The Truth Board

A Blog by the Editors of
The Truth About the Fact: An International Journal of Literary Nonfiction

My Photo
Location: Los Angeles, California, United States

The Truth About the Fact: A Journal of Literary Nonfiction is an international journal committed to the idea that excellence in the art of letters can play a vital role in transforming the planet we share.

Sunday, March 17, 2013

Django: Tightened Chains

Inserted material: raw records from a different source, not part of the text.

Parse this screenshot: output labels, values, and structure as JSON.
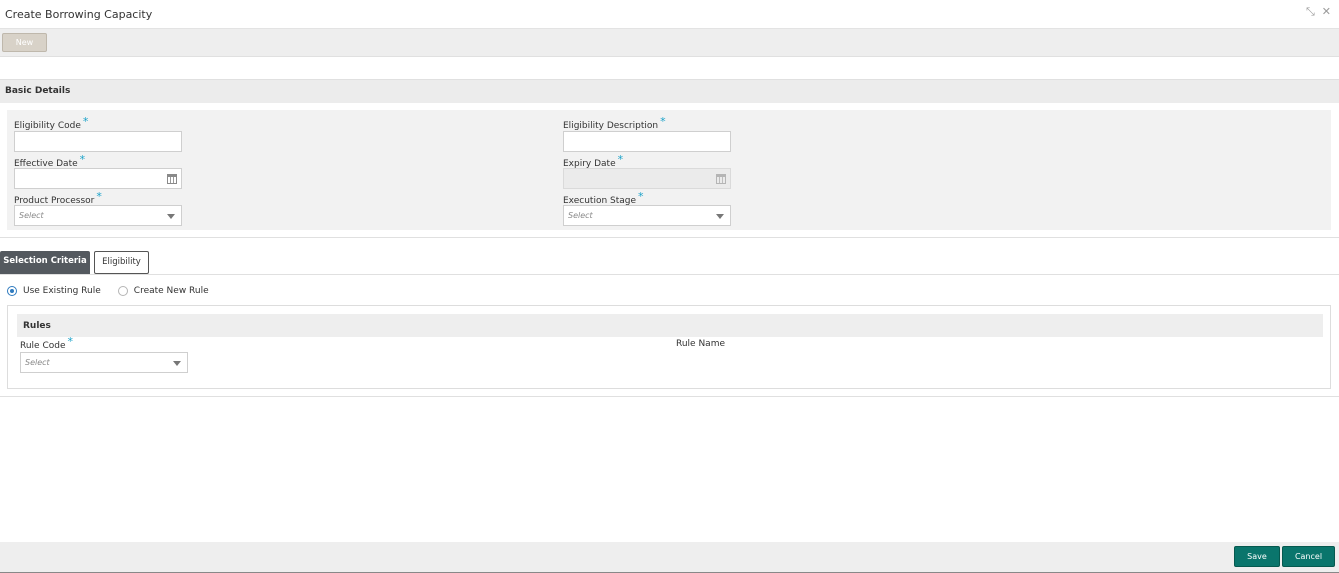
{
  "window": {
    "title": "Create Borrowing Capacity",
    "icons": [
      "minimize-icon",
      "close-icon"
    ]
  },
  "toolbar": {
    "new_label": "New"
  },
  "basic_details": {
    "section_title": "Basic Details",
    "eligibility_code": {
      "label": "Eligibility Code",
      "value": ""
    },
    "eligibility_description": {
      "label": "Eligibility Description",
      "value": ""
    },
    "effective_date": {
      "label": "Effective Date",
      "value": ""
    },
    "expiry_date": {
      "label": "Expiry Date",
      "value": "",
      "disabled": true
    },
    "product_processor": {
      "label": "Product Processor",
      "placeholder": "Select"
    },
    "execution_stage": {
      "label": "Execution Stage",
      "placeholder": "Select"
    },
    "required_marker": "*"
  },
  "tabs": [
    {
      "label": "Selection Criteria",
      "active": true
    },
    {
      "label": "Eligibility",
      "active": false
    }
  ],
  "rule_options": {
    "use_existing": {
      "label": "Use Existing Rule",
      "checked": true
    },
    "create_new": {
      "label": "Create New Rule",
      "checked": false
    }
  },
  "rules": {
    "section_title": "Rules",
    "rule_code": {
      "label": "Rule Code",
      "placeholder": "Select"
    },
    "rule_name": {
      "label": "Rule Name"
    }
  },
  "footer": {
    "save_label": "Save",
    "cancel_label": "Cancel"
  },
  "colors": {
    "accent_teal": "#0a756c",
    "active_tab": "#54595f",
    "required_star": "#1ba2c9",
    "radio_selected": "#2f7bbf"
  }
}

I have seen Quentin Tarantino’s Django Unchained three times. I became obsessed with its inaccuracies and with the audacity that Mr. Tarantino had to contemplate molding the subject of slavery into an adventurous Western. My view of the film as being problematic spans further than the controversy surrounding the movie’s use of violence and degrading vocabulary; slavery was, in fact, an institution built on violence and degradation. Nor is it because of the fact that a white man chose to touch the topic of slavery; the topic of slavery needs to be touched and explored so that we can understand our country’s atrocious past and fully recognize the legacy of this violent institution that lives on in our postmodern society. The bulk of my frustration rests within Tarantino’s glorification of white men throughout the film.
Django, played by Jamie Foxx, is the protagonist of Tarantino’s film; audiences follow Django on his revenge- and passion-fueled journey that he embarks on following his release from slavery. We watch Django torture and kill his former masters and reunite with and free Broomhilda, the love of his life. Yet Django’s spotlight is overshadowed by white men throughout the entirety of the film, namely Christoph Waltz’s character of Dr. King Schultz and Leonardo DiCaprio’s character, Calvin Candy. Django gains his freedom through Schultz, therefore making Schultz the catalyst for Django’s heroism; without Schultz, Django would have remained enslaved and his heroic adventure would not have happened. Tarantino has described Schultz and Django as a “Butch and Sundance kind of team,” thus implying that Django’s actions were completely dependent on assistance from Schultz.  Calvin Candy stands as another problematic white figure within Django. Candy is far from a heroic catalyst within the film; he is, in fact, quite the opposite and fulfills the role of the film’s villain. However, it could be said that Candy is the true star of the film. We see Candy clothed in beautiful, rich and deep colored velvet suits. His hands are constantly adorned with extravagant rings and he is portrayed as having a quirky adoration of coconut cocktails. Tarantino floods his film with constant close-ups of this grand character, ultimately resulting in the glorification of Calvin Candy.
Django Unchained is a great film; a cinematic masterpiece that has revived the Spaghetti Western for contemporary audiences. The storyline is flawless, the characters are perfectly developed, and the cinematography is fantastic. The silver lining surrounding the film is the conversation that it has sparked. Tarantino ingeniously used film, a medium that he understood society is comfortable discussing, to open up a subject that has remained off limits or spoken of in whispers within our society. Yet, Django is flawed in its Eurocentric focus on and glorification of white males throughout the film. While Tarantino succeeded in opening up a discussion about U.S. slavery, his film fell short due to its centricity upon white males within a subject that so clearly needed to be centered upon its victims.


Post a Comment

Subscribe to Post Comments [Atom]

<< Home